It’s important to have a clear vision statement from the beginning. This will allow us to focus on gathering the relevant market and domain knowledge we need in order to solve the “problem”, and start thinking of an Architecture. With the Architecture vision in mind we can start to think on how to organize our human resources:
- Who to hire
- How to combine them
- Where to combine them (as in physical location, think Conway’s Law)
The main Architectural goal is to create a firm foundation that will support the product throughout it’s lifetime. So, there are two considerations to keep in mind:
- The Architecture must be able to support change in the long term
- Build the process around the value stream
Having an Architectural structure that is flexible and accurately reflects the domain knowledge is the best support for change and focus on the value stream.

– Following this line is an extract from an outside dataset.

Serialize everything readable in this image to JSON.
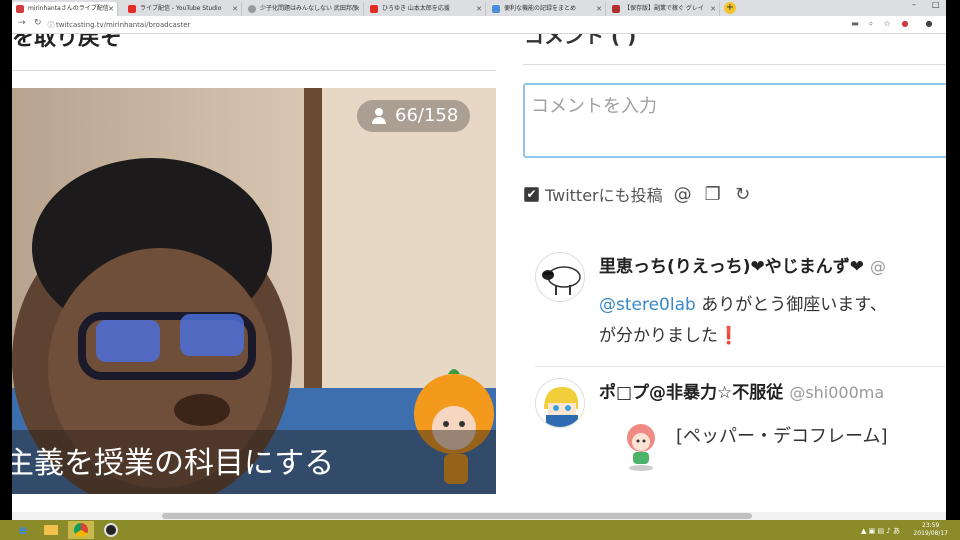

When finally building features, it is crucial to engage the end-users and customers in their own native habitat, with short development and feedback cycles, so that we can quickly adjust the product to the actual needs/expectations of the end-users, including hidden user processes like their usage of post-it, or a notebook, to complement the software functionality.
Capturing emerging and latent requirements early in the process can significantly lower the long-term cost of the project.
This is how we embrace change: We don’t just react to it, we provide the catalysts to accelerate and respond appropriately.